Sajan Venniyoor said...

I lived and worked in Goa in the late 1990s, and now I realize the thing that I missed the most in those years was SEQC.

Not sure if it is worth shifting to Goa for the pleasure of being asked bizarre questions by Annie ("Why does Pamela Anderson have such small feet?"), but as a modest, garden-variety quizzer in my younger days -- though I had a near-photographic memory; I could remember anything that was lying about near photographs -- I find SEQC incredible fun.

So, many thanks to Annie, Rajiv and the rest, and particularly Sachin for dragging me to my first SEQC quiz last year, where I had to drink copious amounts of tepid orange juice to recover from the shock of being asked to identify a Fibonacci sequence buried in some obscure piece of music.

Suck on that, Kolkata!


Anniesen said...

Glad you came along, Sajan Claus, not only for your generosity but also your 'ho, ho, ho's!

Anonymous said...

Dear Annie ,
I share your thoughts on the effect these quizzes have had in Goa .
In fact , I always mention this in my social circle and invite people.
Unfortunately quizzes are looked as a school or college passtime so it is only when a person attends SEQC , he knows the quality involved.

And the most important factor why this concept of the founders ( Rajiv and you ) has succeeded is that you have kept it open to all and have been encouraging to those who want to be quiz masters and take up any other role.
Normally politics and groupism sets in and it is to your credit that you have not allowed this.



Anniesen said...

Hey Conrad, thanks for all the positive remarks.

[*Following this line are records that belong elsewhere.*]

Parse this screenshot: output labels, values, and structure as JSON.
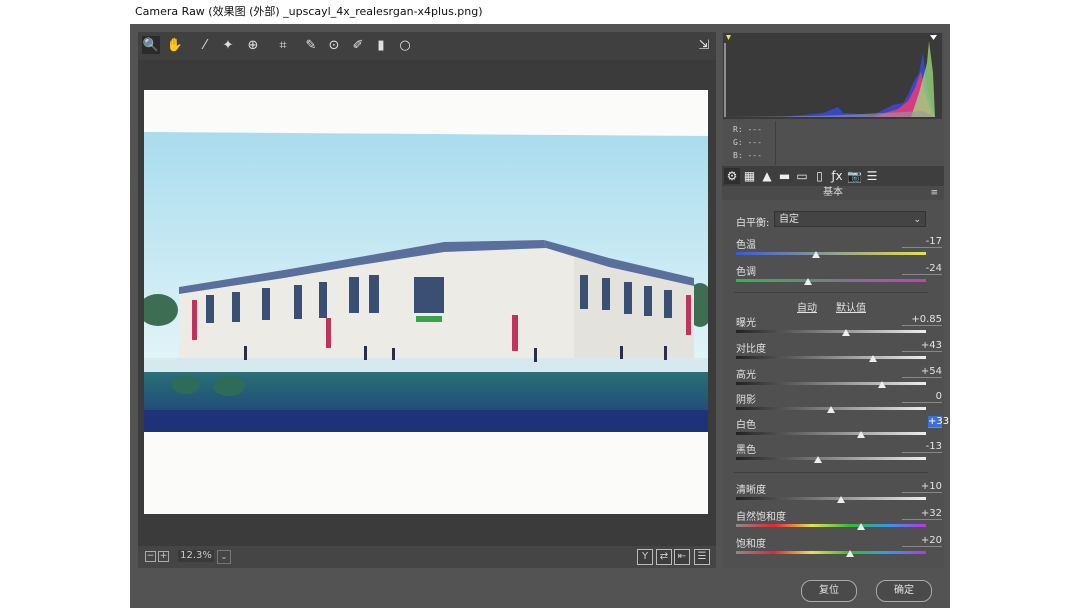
{
  "window": {
    "title": "Camera Raw (效果图 (外部) _upscayl_4x_realesrgan-x4plus.png)"
  },
  "toolbar": {
    "tools": [
      {
        "name": "zoom-tool",
        "glyph": "🔍"
      },
      {
        "name": "hand-tool",
        "glyph": "✋"
      },
      {
        "name": "white-balance-tool",
        "glyph": "⁄"
      },
      {
        "name": "color-sampler-tool",
        "glyph": "✦"
      },
      {
        "name": "targeted-adjustment-tool",
        "glyph": "⊕"
      },
      {
        "name": "crop-tool",
        "glyph": "⌗"
      },
      {
        "name": "spot-removal-tool",
        "glyph": "✎"
      },
      {
        "name": "red-eye-tool",
        "glyph": "⊙"
      },
      {
        "name": "adjustment-brush-tool",
        "glyph": "✐"
      },
      {
        "name": "graduated-filter-tool",
        "glyph": "▮"
      },
      {
        "name": "radial-filter-tool",
        "glyph": "○"
      }
    ],
    "open_preferences_glyph": "⇲"
  },
  "status": {
    "zoom": "12.3%",
    "view_buttons": [
      "Y",
      "⇄",
      "⇤",
      "☰"
    ]
  },
  "rgb_readout": {
    "r": "R: ---",
    "g": "G: ---",
    "b": "B: ---"
  },
  "panel": {
    "title": "基本",
    "tabs": [
      "⚙",
      "▦",
      "▲",
      "▬",
      "▭",
      "▯",
      "ƒx",
      "📷",
      "☰"
    ],
    "white_balance": {
      "label": "白平衡:",
      "value": "自定"
    },
    "auto_label": "自动",
    "default_label": "默认值",
    "sliders": [
      {
        "label": "色温",
        "value": "-17",
        "position": 0.42,
        "gradient": "linear-gradient(to right,#3a5bd8,#e8e24a)"
      },
      {
        "label": "色调",
        "value": "-24",
        "position": 0.38,
        "gradient": "linear-gradient(to right,#2fb84a,#c23fc2)"
      },
      {
        "label": "曝光",
        "value": "+0.85",
        "position": 0.58,
        "gradient": "linear-gradient(to right,#222,#eee)"
      },
      {
        "label": "对比度",
        "value": "+43",
        "position": 0.72,
        "gradient": "linear-gradient(to right,#222,#eee)"
      },
      {
        "label": "高光",
        "value": "+54",
        "position": 0.77,
        "gradient": "linear-gradient(to right,#222,#eee)"
      },
      {
        "label": "阴影",
        "value": "0",
        "position": 0.5,
        "gradient": "linear-gradient(to right,#222,#eee)"
      },
      {
        "label": "白色",
        "value": "+33",
        "position": 0.66,
        "gradient": "linear-gradient(to right,#222,#eee)"
      },
      {
        "label": "黑色",
        "value": "-13",
        "position": 0.43,
        "gradient": "linear-gradient(to right,#222,#eee)"
      },
      {
        "label": "清晰度",
        "value": "+10",
        "position": 0.55,
        "gradient": "linear-gradient(to right,#222,#eee)"
      },
      {
        "label": "自然饱和度",
        "value": "+32",
        "position": 0.66,
        "gradient": "linear-gradient(to right,#8a8a8a,#e23,#e8e24a,#3b3,#39e,#b3e)"
      },
      {
        "label": "饱和度",
        "value": "+20",
        "position": 0.6,
        "gradient": "linear-gradient(to right,#8a8a8a,#e23,#e8e24a,#3b3,#39e,#b3e)"
      }
    ]
  },
  "buttons": {
    "reset": "复位",
    "ok": "确定"
  },
  "colors": {
    "dialog_bg": "#535353",
    "panel_bg": "#505050",
    "accent_selection": "#3d6fd6"
  }
}
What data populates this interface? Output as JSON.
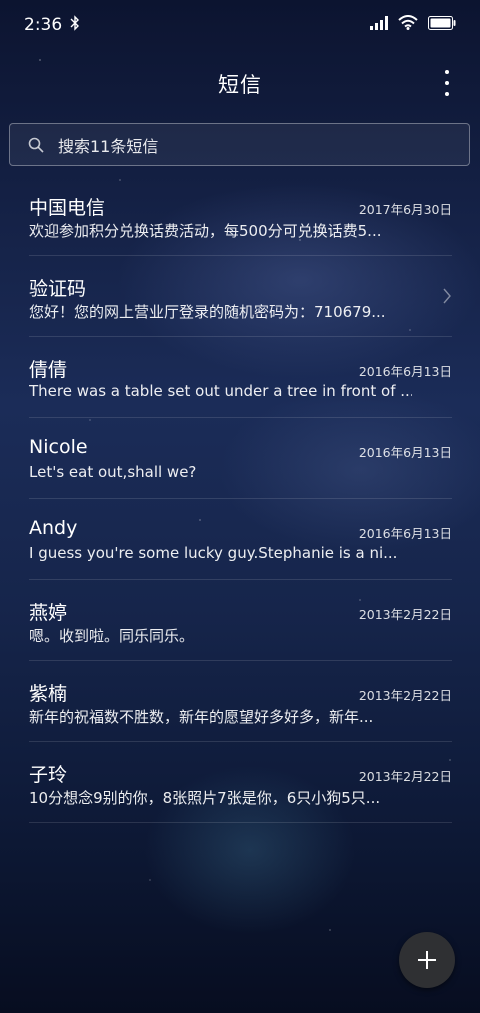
{
  "status_bar": {
    "time": "2:36"
  },
  "header": {
    "title": "短信"
  },
  "search": {
    "placeholder": "搜索11条短信"
  },
  "conversations": [
    {
      "name": "中国电信",
      "date": "2017年6月30日",
      "preview": "欢迎参加积分兑换话费活动，每500分可兑换话费5..."
    },
    {
      "name": "验证码",
      "date": "",
      "preview": "您好！您的网上营业厅登录的随机密码为：710679..."
    },
    {
      "name": "倩倩",
      "date": "2016年6月13日",
      "preview": "There was a table set out under a tree in front of ..."
    },
    {
      "name": "Nicole",
      "date": "2016年6月13日",
      "preview": "Let's eat out,shall we?"
    },
    {
      "name": "Andy",
      "date": "2016年6月13日",
      "preview": "I guess you're some lucky guy.Stephanie is a ni..."
    },
    {
      "name": "燕婷",
      "date": "2013年2月22日",
      "preview": "嗯。收到啦。同乐同乐。"
    },
    {
      "name": "紫楠",
      "date": "2013年2月22日",
      "preview": "新年的祝福数不胜数，新年的愿望好多好多，新年..."
    },
    {
      "name": "子玲",
      "date": "2013年2月22日",
      "preview": "10分想念9别的你，8张照片7张是你，6只小狗5只..."
    }
  ],
  "icons": {
    "bluetooth": "bluetooth-icon",
    "signal": "signal-icon",
    "wifi": "wifi-icon",
    "battery": "battery-icon",
    "more": "more-vertical-icon",
    "search": "search-icon",
    "chevron": "chevron-right-icon",
    "compose": "plus-icon"
  }
}
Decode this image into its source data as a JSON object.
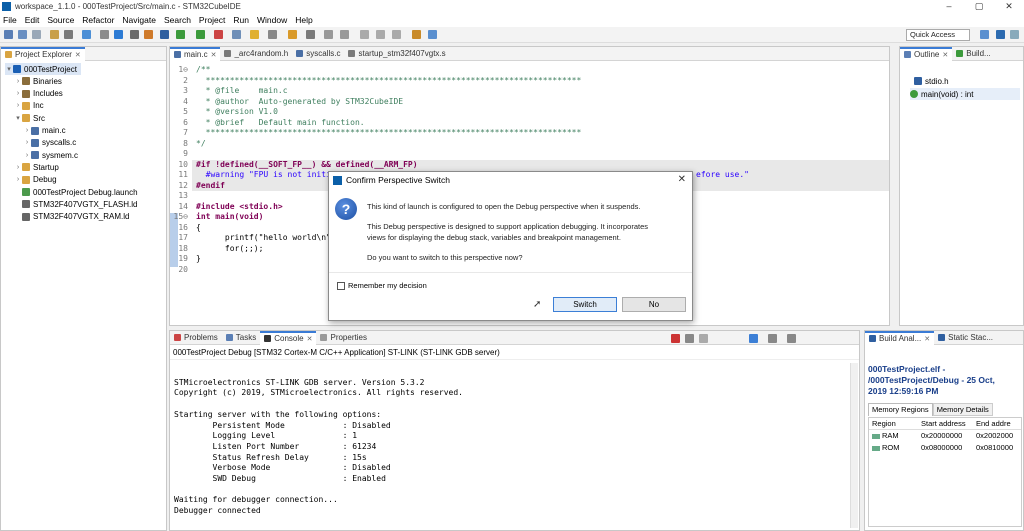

It's a great group of people, and everyone works to keep the club gung-ho and free of strife. The kids, in particular, are a treat, with their intelligence, their enthusiasm and their camaraderie! I'm very happy and proud to be a part of such an excellent forum.